Following an intervention by her family, Ford underwent treatment for drug and alcohol abuse and eventually established the Betty Ford Center to help combat substance abuse. As with other issues she believed in, she spoke openly about her own struggle with drugs and alcohol, thus giving a face to a prevalent but rarely spoken about illness in America. In 1991 she was awarded the Presidential Medal of Freedom; in 1999 the Congressional Gold Medal; and in 2003 the Woodrow Wilson Award for her public service.


2. Rosalynn Carter

Rosalynn Carter's favorite cause was promoting mental health.

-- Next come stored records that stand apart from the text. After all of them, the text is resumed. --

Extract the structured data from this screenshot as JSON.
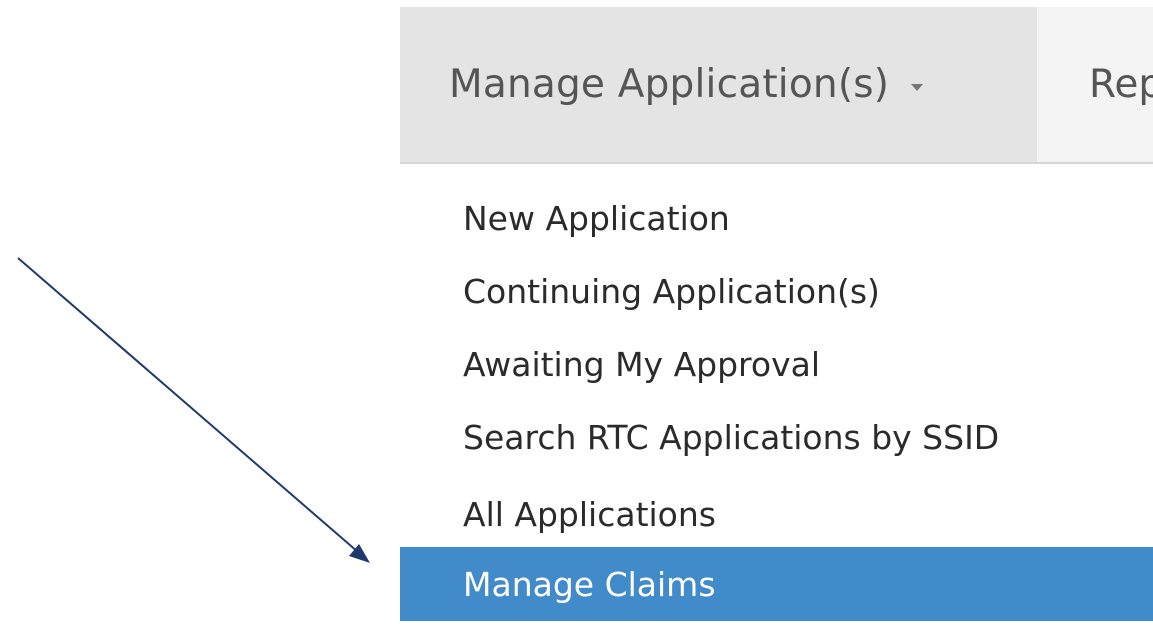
{
  "nav": {
    "active_tab": "Manage Application(s)",
    "next_tab_partial": "Rep",
    "caret_icon": "caret-down-icon"
  },
  "menu": {
    "items": [
      {
        "label": "New Application",
        "active": false
      },
      {
        "label": "Continuing Application(s)",
        "active": false
      },
      {
        "label": "Awaiting My Approval",
        "active": false
      },
      {
        "label": "Search RTC Applications by SSID",
        "active": false
      },
      {
        "label": "All Applications",
        "active": false
      },
      {
        "label": "Manage Claims",
        "active": true
      }
    ]
  },
  "annotation": {
    "arrow_icon": "pointer-arrow-icon"
  },
  "colors": {
    "active_item_bg": "#428bca",
    "active_item_text": "#ffffff",
    "arrow": "#1f3a6e",
    "nav_bg": "#f4f4f4",
    "active_tab_bg": "#e4e4e4"
  }
}
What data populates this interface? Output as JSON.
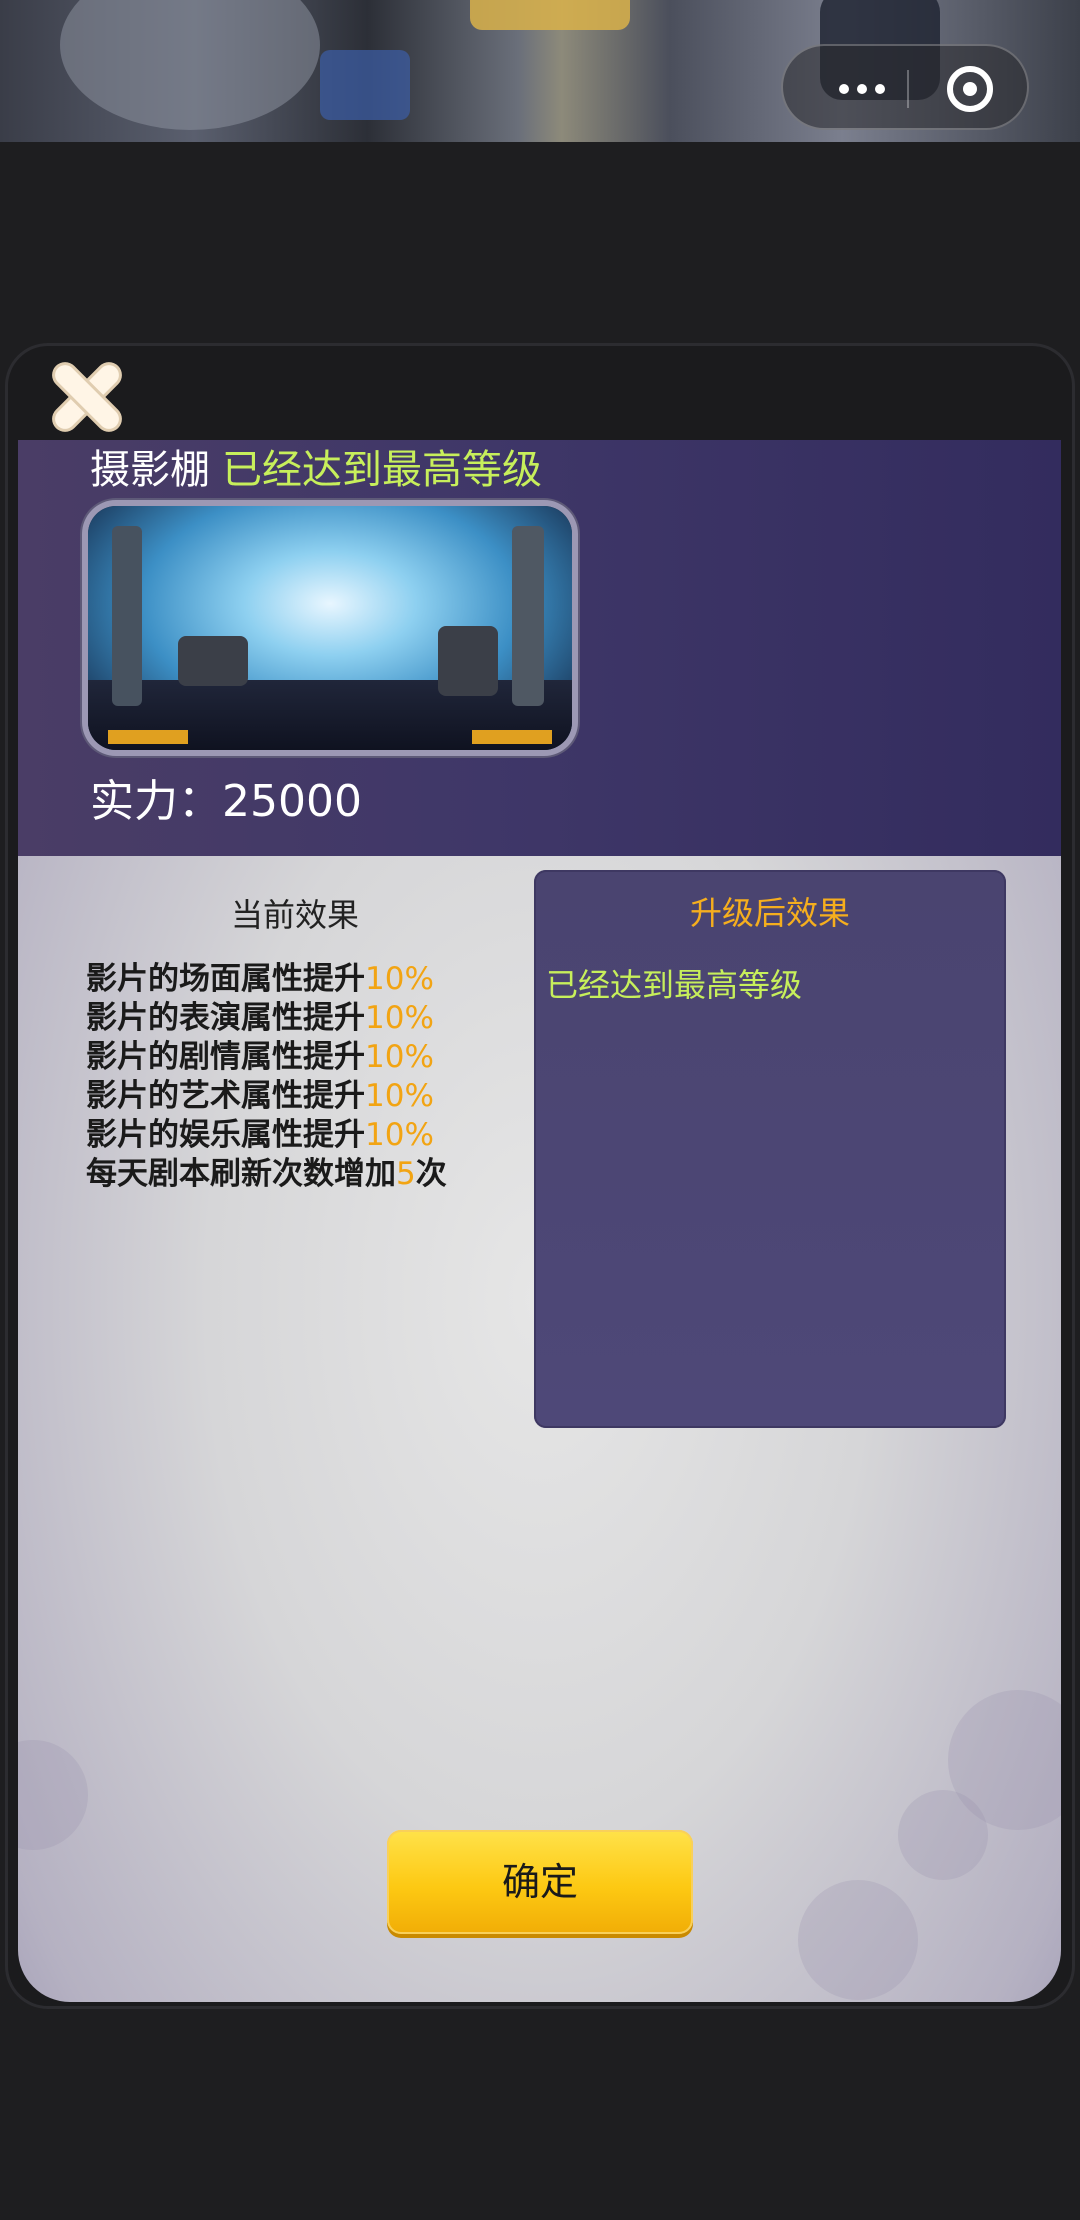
{
  "capsule": {
    "more_icon": "more-dots-icon",
    "close_icon": "target-circle-icon"
  },
  "dialog": {
    "close_icon": "close-x-icon",
    "building_name": "摄影棚",
    "status": "已经达到最高等级",
    "power_label": "实力：",
    "power_value": "25000",
    "current": {
      "title": "当前效果",
      "effects": [
        {
          "text": "影片的场面属性提升",
          "value": "10%"
        },
        {
          "text": "影片的表演属性提升",
          "value": "10%"
        },
        {
          "text": "影片的剧情属性提升",
          "value": "10%"
        },
        {
          "text": "影片的艺术属性提升",
          "value": "10%"
        },
        {
          "text": "影片的娱乐属性提升",
          "value": "10%"
        },
        {
          "text": "每天剧本刷新次数增加",
          "value": "5",
          "suffix": "次"
        }
      ]
    },
    "after": {
      "title": "升级后效果",
      "status": "已经达到最高等级"
    },
    "confirm_label": "确定"
  },
  "colors": {
    "accent_green": "#c7ef5b",
    "accent_orange": "#f2a413",
    "button_yellow": "#fdc913",
    "header_purple": "#3f3768"
  }
}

Rosalynn Carter served as first lady of our nation from 1977-1981 and early on it became apparent that her favorite cause was mental health and related research. An unassuming woman of grace and dignity, she served as chairman for the President’s Commission on Mental Health as well as chairman for the Carter Center Mental Health Task Force. In addition she was a Board Member Emeritus for the National Mental Health Association and started the Rosalynn Carter Institute for Caregiving, an organization focused on educating caregivers and providing support for them.

Also during her White House years she chaired the Friendship Force International, an organization created to help refugees in Cambodia and Laos following the Vietnam War. In addition, she served as President of Every Child By Two, an organization created to increase childhood immunization in the United States, and was a board member for Habitat for Humanity. Carter was inducted into the National Women’s Hall of Fame in 2002 and she continues today in her tireless efforts.


1. Eleanor Roosevelt

Eleanor Roosevelt set the standard for other first ladies to follow in the 20th century.

Eleanor Roosevelt mirrored her husband in her vocal belief that America would not only recover from the Great Depression but would emerge stronger than before. A woman of considerable wealth, she became the foundation of hope for the poor and outcasts in the United States. She lobbied tirelessly for civil rights when that issue was very unpopular. Speaking on radio or in person, she was quick to offer words of encouragement. “It’s better to light a candle than to curse the darkness,” she said, as well as “What could we accomplish if we knew we could not fail?” And Americans believed her during a time when they believed very little else.

She was a strong supporter of Freedom House, advocating democracy and human rights; she served as a United Nations delegate from 1945-1962; and she was Chairman of the United Nations Commission on Human Rights. Mrs. Roosevelt embodied all that the position of first lady could and should be.


Written by

Bill Holland has two decades of classroom teaching experience in history, geography, political science and science. He's also owned and operated three businesses and is a freelance writer when he isn't hiking, snowshoeing or kayaking in Washington State.